In the United States, pneumonia can cause severe dehydration, vomiting, and diarrhea and is a leading cause of death.
Here at the Emory University Hospital in Atlanta, Georgia, our goal is to reduce the risk of pneumonia and improve outcomes.
This week, we are proud to be the first U.S. hospital to introduce the Emotional Freedom of Movement (EFFM) protocol, which will improve the quality of life for thousands of our residents with pneumonia.
This protocol will help prevent the spread of pneumonia, which is one of the leading causes of death in the United Nations World Health Organization (WHO).
We are excited to be partnering with Emory to deliver this innovative, cost-effective, and accessible protocol for our residents, as well as our visitors and colleagues.
The protocol, developed by Emory researchers, includes a set of simple guidelines for the comfort and comfort with which a patient should be discharged from the hospital.
In the Emerson Neonatal Intensive Care Unit, patients will be taught the protocols and will receive personal instruction.
The patient will receive an oxygen mask and will be assisted in the process of decompressing.
The first group of patients will receive oxygen at approximately 8:30 a.m.
They will then be placed in an oxygen-free environment with a blanket and blankets, and they will be placed back into the intensive care unit.
This group will receive additional oxygen at 6:30 p.m., 8 p.b., and 11:30 am.
After the first group, the next group of people will receive the same amount of oxygen and the same blankets and blankets as the first, but with less oxygen.
These patients will remain in the intensive-care unit until they pass away.
After this group of four patients, patients from the second group will then receive the first of the same treatment.
They have the same temperature, temperature and airway restriction, but the patient’s temperature will be higher, so their oxygen will be decreased, and their oxygen supply will be increased.
The next group will be followed by the next of the four.
These are the first patients that we are using to teach these protocols.
They are still receiving the same treatments as the other patients, but their oxygen levels are significantly higher and their airway restrictions are also higher.

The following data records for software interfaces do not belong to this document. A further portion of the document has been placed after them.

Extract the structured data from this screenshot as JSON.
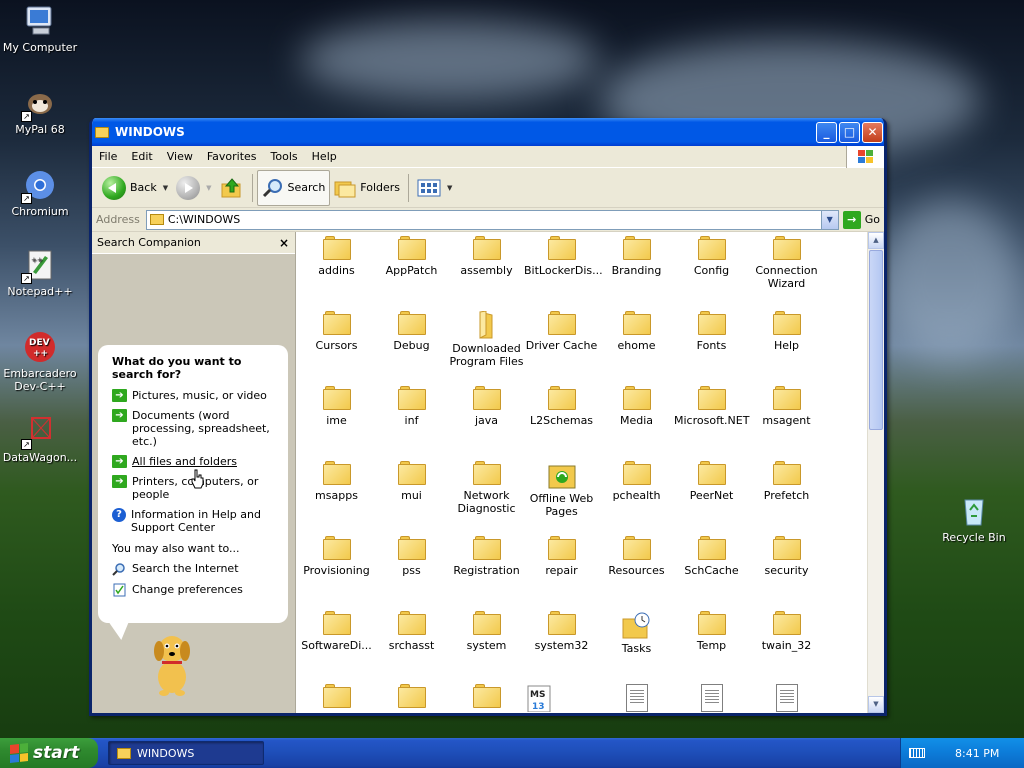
{
  "desktop": {
    "icons": [
      {
        "label": "My Computer",
        "icon": "my-computer-icon"
      },
      {
        "label": "MyPal 68",
        "icon": "mypal-icon"
      },
      {
        "label": "Chromium",
        "icon": "chromium-icon"
      },
      {
        "label": "Notepad++",
        "icon": "notepadpp-icon"
      },
      {
        "label": "Embarcadero Dev-C++",
        "icon": "devcpp-icon"
      },
      {
        "label": "DataWagon...",
        "icon": "datawagon-icon"
      },
      {
        "label": "Recycle Bin",
        "icon": "recycle-bin-icon"
      }
    ]
  },
  "window": {
    "title": "WINDOWS",
    "menu": [
      "File",
      "Edit",
      "View",
      "Favorites",
      "Tools",
      "Help"
    ],
    "toolbar": {
      "back": "Back",
      "search": "Search",
      "folders": "Folders"
    },
    "address": {
      "label": "Address",
      "value": "C:\\WINDOWS",
      "go": "Go"
    }
  },
  "companion": {
    "header": "Search Companion",
    "close": "×",
    "question": "What do you want to search for?",
    "options": [
      "Pictures, music, or video",
      "Documents (word processing, spreadsheet, etc.)",
      "All files and folders",
      "Printers, computers, or people",
      "Information in Help and Support Center"
    ],
    "also_label": "You may also want to...",
    "also": [
      "Search the Internet",
      "Change preferences"
    ]
  },
  "files": [
    "addins",
    "AppPatch",
    "assembly",
    "BitLockerDis...",
    "Branding",
    "Config",
    "Connection Wizard",
    "Cursors",
    "Debug",
    "Downloaded Program Files",
    "Driver Cache",
    "ehome",
    "Fonts",
    "Help",
    "ime",
    "inf",
    "java",
    "L2Schemas",
    "Media",
    "Microsoft.NET",
    "msagent",
    "msapps",
    "mui",
    "Network Diagnostic",
    "Offline Web Pages",
    "pchealth",
    "PeerNet",
    "Prefetch",
    "Provisioning",
    "pss",
    "Registration",
    "repair",
    "Resources",
    "SchCache",
    "security",
    "SoftwareDi...",
    "srchasst",
    "system",
    "system32",
    "Tasks",
    "Temp",
    "twain_32"
  ],
  "taskbar": {
    "start": "start",
    "task": "WINDOWS",
    "clock": "8:41 PM"
  }
}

This is because they are in a less critical condition and have the ability to make their own decisions about the type of oxygen that they are receiving.
The Emerson neonatal intensive care units are designed to provide the optimal amount of protection for the newborn and for the family to allow for the best quality of care possible.

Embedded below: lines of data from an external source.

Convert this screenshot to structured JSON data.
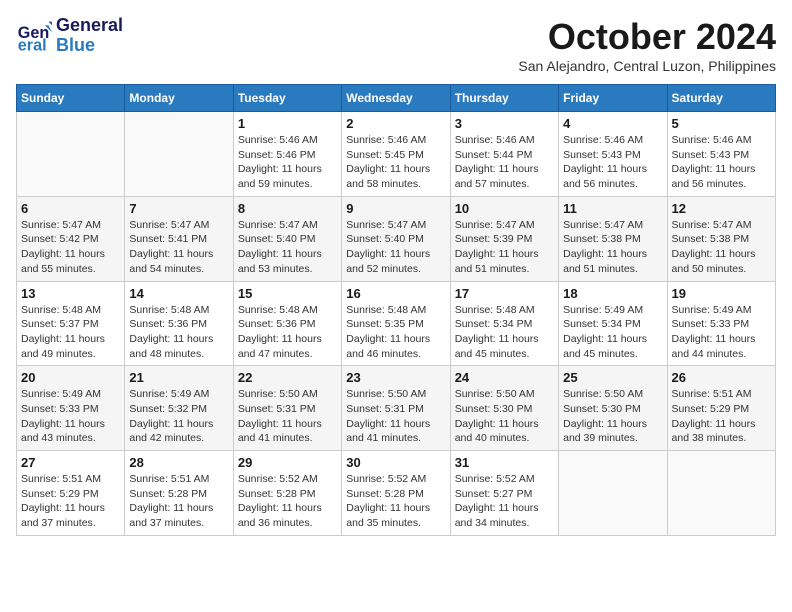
{
  "header": {
    "logo": {
      "line1": "General",
      "line2": "Blue"
    },
    "title": "October 2024",
    "subtitle": "San Alejandro, Central Luzon, Philippines"
  },
  "weekdays": [
    "Sunday",
    "Monday",
    "Tuesday",
    "Wednesday",
    "Thursday",
    "Friday",
    "Saturday"
  ],
  "weeks": [
    [
      {
        "day": null
      },
      {
        "day": null
      },
      {
        "day": 1,
        "sunrise": "5:46 AM",
        "sunset": "5:46 PM",
        "daylight": "11 hours and 59 minutes."
      },
      {
        "day": 2,
        "sunrise": "5:46 AM",
        "sunset": "5:45 PM",
        "daylight": "11 hours and 58 minutes."
      },
      {
        "day": 3,
        "sunrise": "5:46 AM",
        "sunset": "5:44 PM",
        "daylight": "11 hours and 57 minutes."
      },
      {
        "day": 4,
        "sunrise": "5:46 AM",
        "sunset": "5:43 PM",
        "daylight": "11 hours and 56 minutes."
      },
      {
        "day": 5,
        "sunrise": "5:46 AM",
        "sunset": "5:43 PM",
        "daylight": "11 hours and 56 minutes."
      }
    ],
    [
      {
        "day": 6,
        "sunrise": "5:47 AM",
        "sunset": "5:42 PM",
        "daylight": "11 hours and 55 minutes."
      },
      {
        "day": 7,
        "sunrise": "5:47 AM",
        "sunset": "5:41 PM",
        "daylight": "11 hours and 54 minutes."
      },
      {
        "day": 8,
        "sunrise": "5:47 AM",
        "sunset": "5:40 PM",
        "daylight": "11 hours and 53 minutes."
      },
      {
        "day": 9,
        "sunrise": "5:47 AM",
        "sunset": "5:40 PM",
        "daylight": "11 hours and 52 minutes."
      },
      {
        "day": 10,
        "sunrise": "5:47 AM",
        "sunset": "5:39 PM",
        "daylight": "11 hours and 51 minutes."
      },
      {
        "day": 11,
        "sunrise": "5:47 AM",
        "sunset": "5:38 PM",
        "daylight": "11 hours and 51 minutes."
      },
      {
        "day": 12,
        "sunrise": "5:47 AM",
        "sunset": "5:38 PM",
        "daylight": "11 hours and 50 minutes."
      }
    ],
    [
      {
        "day": 13,
        "sunrise": "5:48 AM",
        "sunset": "5:37 PM",
        "daylight": "11 hours and 49 minutes."
      },
      {
        "day": 14,
        "sunrise": "5:48 AM",
        "sunset": "5:36 PM",
        "daylight": "11 hours and 48 minutes."
      },
      {
        "day": 15,
        "sunrise": "5:48 AM",
        "sunset": "5:36 PM",
        "daylight": "11 hours and 47 minutes."
      },
      {
        "day": 16,
        "sunrise": "5:48 AM",
        "sunset": "5:35 PM",
        "daylight": "11 hours and 46 minutes."
      },
      {
        "day": 17,
        "sunrise": "5:48 AM",
        "sunset": "5:34 PM",
        "daylight": "11 hours and 45 minutes."
      },
      {
        "day": 18,
        "sunrise": "5:49 AM",
        "sunset": "5:34 PM",
        "daylight": "11 hours and 45 minutes."
      },
      {
        "day": 19,
        "sunrise": "5:49 AM",
        "sunset": "5:33 PM",
        "daylight": "11 hours and 44 minutes."
      }
    ],
    [
      {
        "day": 20,
        "sunrise": "5:49 AM",
        "sunset": "5:33 PM",
        "daylight": "11 hours and 43 minutes."
      },
      {
        "day": 21,
        "sunrise": "5:49 AM",
        "sunset": "5:32 PM",
        "daylight": "11 hours and 42 minutes."
      },
      {
        "day": 22,
        "sunrise": "5:50 AM",
        "sunset": "5:31 PM",
        "daylight": "11 hours and 41 minutes."
      },
      {
        "day": 23,
        "sunrise": "5:50 AM",
        "sunset": "5:31 PM",
        "daylight": "11 hours and 41 minutes."
      },
      {
        "day": 24,
        "sunrise": "5:50 AM",
        "sunset": "5:30 PM",
        "daylight": "11 hours and 40 minutes."
      },
      {
        "day": 25,
        "sunrise": "5:50 AM",
        "sunset": "5:30 PM",
        "daylight": "11 hours and 39 minutes."
      },
      {
        "day": 26,
        "sunrise": "5:51 AM",
        "sunset": "5:29 PM",
        "daylight": "11 hours and 38 minutes."
      }
    ],
    [
      {
        "day": 27,
        "sunrise": "5:51 AM",
        "sunset": "5:29 PM",
        "daylight": "11 hours and 37 minutes."
      },
      {
        "day": 28,
        "sunrise": "5:51 AM",
        "sunset": "5:28 PM",
        "daylight": "11 hours and 37 minutes."
      },
      {
        "day": 29,
        "sunrise": "5:52 AM",
        "sunset": "5:28 PM",
        "daylight": "11 hours and 36 minutes."
      },
      {
        "day": 30,
        "sunrise": "5:52 AM",
        "sunset": "5:28 PM",
        "daylight": "11 hours and 35 minutes."
      },
      {
        "day": 31,
        "sunrise": "5:52 AM",
        "sunset": "5:27 PM",
        "daylight": "11 hours and 34 minutes."
      },
      {
        "day": null
      },
      {
        "day": null
      }
    ]
  ]
}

In other words, they are designed so that we can provide the best possible care for the patients in our care and to minimize the risk to our residents and to the community.
Emory Neonatal ICU and Intensive care unit protocol, Emerson University Hospital.
The team of Emory scientists and nurses are designing a protocol that is specifically designed for this group.
The emerson neonatology ICU protocol is the most effective way to improve the comfort, ease of breathing, and physical recovery of newborns who are ill with pneumonia or are in the hospital with pneumonia, according to Emory’s Dr. Joanne Gorman.
Dr. Gorman is the lead researcher for the Emery NICU Protocol, which has been in development since 2016.
The protocols are currently being tested in the Emersons Intensive Healthcare Unit (ICU), which is the only intensive care facility in the U.K. that can treat newborns with pneumonia and has a capacity of 10,000 patients per day.
The NICU protocol was designed to ensure that a newborn is receiving oxygen at a consistent rate, with the same oxygen supply, and that the newborn is breathing in the same way that it did before he or she was transferred to the NICU.
This type of comfort, of being in the NICUs environment with the NICUBER staff, is critical for a newborn who has pneumonia.
We can make sure that newborns don’t feel uncomfortable, and the NICURs staff are experts in delivering oxygen.
The EMERSON NICU is an innovative approach to care, combining the comfort of a newborn with the best of medical care, Dr. John Hopkins, the clinical director of Emerson’s NICU, said.
The patients and staff at Emerson NICU are very dedicated to helping newborns recover in a supportive environment.
We want to make sure the newborn’s comfort and quality of oxygen is maintained, Dr